(PROVIDED ENTRIES begins)

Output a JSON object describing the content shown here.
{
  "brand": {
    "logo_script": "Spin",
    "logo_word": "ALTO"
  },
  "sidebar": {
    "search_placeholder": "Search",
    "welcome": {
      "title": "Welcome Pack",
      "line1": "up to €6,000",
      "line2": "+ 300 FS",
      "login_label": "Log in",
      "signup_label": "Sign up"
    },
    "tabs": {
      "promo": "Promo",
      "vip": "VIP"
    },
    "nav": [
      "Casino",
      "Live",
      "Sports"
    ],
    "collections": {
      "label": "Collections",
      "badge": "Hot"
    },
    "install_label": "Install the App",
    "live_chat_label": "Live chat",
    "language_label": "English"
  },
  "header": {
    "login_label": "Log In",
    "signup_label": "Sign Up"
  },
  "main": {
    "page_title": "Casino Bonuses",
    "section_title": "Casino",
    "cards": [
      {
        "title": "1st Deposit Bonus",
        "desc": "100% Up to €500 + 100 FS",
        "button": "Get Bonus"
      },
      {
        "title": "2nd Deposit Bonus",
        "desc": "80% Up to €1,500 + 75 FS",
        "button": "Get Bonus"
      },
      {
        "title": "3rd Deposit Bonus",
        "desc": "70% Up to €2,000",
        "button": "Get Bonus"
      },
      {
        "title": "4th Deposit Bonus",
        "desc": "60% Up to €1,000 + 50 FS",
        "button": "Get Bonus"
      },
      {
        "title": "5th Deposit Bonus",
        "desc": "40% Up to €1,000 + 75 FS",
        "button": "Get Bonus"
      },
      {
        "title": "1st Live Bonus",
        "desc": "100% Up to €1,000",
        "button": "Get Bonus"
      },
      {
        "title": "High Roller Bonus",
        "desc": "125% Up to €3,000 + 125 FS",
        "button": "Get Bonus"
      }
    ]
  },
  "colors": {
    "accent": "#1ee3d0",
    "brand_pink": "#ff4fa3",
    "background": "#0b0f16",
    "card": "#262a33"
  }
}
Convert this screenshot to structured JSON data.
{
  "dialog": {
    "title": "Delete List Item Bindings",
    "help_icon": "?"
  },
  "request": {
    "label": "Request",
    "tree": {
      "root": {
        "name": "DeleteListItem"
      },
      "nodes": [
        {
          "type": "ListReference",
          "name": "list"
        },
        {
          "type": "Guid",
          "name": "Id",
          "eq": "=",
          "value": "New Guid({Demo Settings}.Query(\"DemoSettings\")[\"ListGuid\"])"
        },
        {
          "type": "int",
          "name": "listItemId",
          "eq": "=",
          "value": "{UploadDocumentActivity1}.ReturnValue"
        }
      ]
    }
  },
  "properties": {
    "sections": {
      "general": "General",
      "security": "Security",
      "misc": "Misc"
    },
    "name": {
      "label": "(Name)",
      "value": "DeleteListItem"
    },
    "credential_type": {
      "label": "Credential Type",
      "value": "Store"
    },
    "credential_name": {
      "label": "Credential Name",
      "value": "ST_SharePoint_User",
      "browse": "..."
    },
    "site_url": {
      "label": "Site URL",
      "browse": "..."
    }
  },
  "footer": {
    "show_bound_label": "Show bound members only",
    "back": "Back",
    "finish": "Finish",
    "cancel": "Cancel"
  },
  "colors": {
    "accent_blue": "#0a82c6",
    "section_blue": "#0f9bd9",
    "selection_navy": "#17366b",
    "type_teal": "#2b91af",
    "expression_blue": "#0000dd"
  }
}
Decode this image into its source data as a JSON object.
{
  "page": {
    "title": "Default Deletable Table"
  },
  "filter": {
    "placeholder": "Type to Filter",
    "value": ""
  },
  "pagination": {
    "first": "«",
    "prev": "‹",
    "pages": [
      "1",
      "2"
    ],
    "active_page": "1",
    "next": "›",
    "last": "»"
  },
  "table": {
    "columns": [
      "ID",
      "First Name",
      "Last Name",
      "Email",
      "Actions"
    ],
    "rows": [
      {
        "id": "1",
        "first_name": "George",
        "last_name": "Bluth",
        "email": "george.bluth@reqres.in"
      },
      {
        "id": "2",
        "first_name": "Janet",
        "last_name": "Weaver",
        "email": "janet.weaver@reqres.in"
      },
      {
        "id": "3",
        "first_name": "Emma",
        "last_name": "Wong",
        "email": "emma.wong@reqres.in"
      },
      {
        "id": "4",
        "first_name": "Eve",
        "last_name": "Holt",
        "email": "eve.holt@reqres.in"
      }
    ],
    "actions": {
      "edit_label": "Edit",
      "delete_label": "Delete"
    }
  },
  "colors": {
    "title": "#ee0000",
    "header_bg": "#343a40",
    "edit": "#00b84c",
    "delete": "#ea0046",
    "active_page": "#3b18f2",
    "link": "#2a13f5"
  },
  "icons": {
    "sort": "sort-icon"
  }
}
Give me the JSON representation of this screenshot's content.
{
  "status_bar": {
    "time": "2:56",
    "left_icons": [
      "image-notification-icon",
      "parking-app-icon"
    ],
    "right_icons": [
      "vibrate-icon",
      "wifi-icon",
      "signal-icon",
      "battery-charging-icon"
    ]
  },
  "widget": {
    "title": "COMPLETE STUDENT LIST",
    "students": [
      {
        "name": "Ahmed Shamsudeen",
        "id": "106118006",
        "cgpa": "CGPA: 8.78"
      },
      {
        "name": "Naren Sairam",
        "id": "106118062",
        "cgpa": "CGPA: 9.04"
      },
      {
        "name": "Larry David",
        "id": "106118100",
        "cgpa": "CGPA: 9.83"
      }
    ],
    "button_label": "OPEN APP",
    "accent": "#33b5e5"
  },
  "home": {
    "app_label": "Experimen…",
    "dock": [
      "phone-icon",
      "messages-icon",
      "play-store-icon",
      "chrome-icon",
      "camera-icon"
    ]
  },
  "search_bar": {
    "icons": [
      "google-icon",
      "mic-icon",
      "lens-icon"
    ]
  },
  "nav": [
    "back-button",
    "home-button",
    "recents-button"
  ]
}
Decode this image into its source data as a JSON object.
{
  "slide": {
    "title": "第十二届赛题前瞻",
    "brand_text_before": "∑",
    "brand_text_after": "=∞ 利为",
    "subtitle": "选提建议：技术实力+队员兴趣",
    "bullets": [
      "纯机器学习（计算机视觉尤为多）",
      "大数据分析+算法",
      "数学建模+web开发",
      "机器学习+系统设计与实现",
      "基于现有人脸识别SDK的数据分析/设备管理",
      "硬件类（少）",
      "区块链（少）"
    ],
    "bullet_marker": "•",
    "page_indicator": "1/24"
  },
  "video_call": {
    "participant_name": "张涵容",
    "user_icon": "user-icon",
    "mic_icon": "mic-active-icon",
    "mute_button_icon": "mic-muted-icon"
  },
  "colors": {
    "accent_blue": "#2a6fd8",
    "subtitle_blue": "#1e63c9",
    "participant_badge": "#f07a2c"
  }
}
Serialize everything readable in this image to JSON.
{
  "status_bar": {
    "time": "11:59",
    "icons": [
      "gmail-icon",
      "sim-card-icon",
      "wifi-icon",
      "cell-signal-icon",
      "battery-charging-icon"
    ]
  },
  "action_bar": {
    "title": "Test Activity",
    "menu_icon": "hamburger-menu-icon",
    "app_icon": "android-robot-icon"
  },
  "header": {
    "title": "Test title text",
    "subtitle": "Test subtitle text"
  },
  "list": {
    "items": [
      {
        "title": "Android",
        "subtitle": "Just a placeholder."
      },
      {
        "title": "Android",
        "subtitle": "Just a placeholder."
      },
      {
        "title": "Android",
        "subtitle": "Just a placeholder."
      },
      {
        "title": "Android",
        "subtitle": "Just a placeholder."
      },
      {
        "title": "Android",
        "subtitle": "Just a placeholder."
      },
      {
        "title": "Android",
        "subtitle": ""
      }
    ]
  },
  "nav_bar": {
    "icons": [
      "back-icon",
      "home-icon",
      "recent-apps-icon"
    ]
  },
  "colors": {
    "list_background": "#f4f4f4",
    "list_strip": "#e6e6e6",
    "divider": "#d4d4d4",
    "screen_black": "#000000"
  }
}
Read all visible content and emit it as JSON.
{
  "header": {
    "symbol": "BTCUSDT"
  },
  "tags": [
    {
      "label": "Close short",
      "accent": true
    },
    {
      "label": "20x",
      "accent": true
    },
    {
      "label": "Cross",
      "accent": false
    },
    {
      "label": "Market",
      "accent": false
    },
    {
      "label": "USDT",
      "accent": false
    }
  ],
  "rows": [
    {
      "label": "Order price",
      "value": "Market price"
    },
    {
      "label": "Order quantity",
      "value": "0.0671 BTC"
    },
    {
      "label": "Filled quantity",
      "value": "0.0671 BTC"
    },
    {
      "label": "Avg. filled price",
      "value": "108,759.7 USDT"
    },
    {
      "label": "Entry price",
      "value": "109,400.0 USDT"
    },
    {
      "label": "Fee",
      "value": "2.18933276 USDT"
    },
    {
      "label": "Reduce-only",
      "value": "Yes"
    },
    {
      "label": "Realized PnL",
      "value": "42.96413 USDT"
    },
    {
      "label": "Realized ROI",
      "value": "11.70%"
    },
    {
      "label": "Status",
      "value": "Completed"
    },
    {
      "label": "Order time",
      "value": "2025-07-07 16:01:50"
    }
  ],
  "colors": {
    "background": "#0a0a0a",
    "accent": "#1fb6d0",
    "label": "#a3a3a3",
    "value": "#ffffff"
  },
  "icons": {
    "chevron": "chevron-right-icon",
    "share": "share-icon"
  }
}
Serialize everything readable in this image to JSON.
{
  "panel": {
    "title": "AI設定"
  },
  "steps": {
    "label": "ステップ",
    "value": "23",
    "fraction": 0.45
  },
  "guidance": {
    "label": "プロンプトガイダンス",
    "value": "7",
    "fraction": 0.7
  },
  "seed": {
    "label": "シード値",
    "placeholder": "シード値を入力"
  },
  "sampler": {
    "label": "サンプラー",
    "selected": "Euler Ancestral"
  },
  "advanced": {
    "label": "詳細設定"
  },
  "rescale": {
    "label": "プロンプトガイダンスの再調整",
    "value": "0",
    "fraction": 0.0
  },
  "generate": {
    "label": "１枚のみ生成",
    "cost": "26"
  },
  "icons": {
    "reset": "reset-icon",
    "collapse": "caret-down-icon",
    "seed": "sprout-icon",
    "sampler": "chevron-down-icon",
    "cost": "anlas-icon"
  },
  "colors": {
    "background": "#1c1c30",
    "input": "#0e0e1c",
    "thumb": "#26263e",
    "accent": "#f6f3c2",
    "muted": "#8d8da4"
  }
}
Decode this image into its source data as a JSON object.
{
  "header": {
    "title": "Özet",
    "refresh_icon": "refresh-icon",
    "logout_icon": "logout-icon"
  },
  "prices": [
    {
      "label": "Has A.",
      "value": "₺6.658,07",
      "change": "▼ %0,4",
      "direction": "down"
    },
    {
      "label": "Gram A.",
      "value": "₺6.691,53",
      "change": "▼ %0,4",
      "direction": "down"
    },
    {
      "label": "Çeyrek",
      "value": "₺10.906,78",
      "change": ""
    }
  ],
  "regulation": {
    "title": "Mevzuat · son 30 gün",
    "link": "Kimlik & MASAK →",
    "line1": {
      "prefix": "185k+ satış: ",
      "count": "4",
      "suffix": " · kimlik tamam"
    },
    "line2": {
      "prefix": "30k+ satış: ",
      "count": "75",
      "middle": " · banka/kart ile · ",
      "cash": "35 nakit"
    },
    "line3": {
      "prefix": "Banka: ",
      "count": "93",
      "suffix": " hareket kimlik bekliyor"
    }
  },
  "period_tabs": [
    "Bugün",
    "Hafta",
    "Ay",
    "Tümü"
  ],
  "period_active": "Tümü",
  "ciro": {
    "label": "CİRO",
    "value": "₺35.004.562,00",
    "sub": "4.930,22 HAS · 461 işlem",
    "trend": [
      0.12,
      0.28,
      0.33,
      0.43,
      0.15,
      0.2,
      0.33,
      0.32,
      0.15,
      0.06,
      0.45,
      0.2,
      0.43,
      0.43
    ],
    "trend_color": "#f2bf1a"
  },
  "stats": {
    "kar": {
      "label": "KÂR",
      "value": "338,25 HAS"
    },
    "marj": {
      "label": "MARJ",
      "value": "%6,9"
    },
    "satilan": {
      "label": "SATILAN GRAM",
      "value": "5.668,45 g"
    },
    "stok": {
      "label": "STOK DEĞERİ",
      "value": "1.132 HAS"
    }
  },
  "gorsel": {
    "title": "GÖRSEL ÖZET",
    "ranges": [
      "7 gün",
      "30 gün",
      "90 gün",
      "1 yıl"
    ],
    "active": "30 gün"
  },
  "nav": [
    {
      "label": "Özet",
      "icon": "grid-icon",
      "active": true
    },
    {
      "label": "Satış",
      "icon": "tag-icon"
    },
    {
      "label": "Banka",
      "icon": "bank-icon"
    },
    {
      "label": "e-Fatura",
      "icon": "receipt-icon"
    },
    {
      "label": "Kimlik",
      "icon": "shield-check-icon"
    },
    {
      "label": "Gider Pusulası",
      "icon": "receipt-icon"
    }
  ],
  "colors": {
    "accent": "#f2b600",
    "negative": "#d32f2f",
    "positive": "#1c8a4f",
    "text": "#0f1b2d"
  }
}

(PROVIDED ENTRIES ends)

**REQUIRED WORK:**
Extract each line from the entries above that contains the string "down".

**RESPONSE FOR THIS EXERCISE:**
    "collapse": "caret-down-icon",
    "sampler": "chevron-down-icon",
      "direction": "down"
      "direction": "down"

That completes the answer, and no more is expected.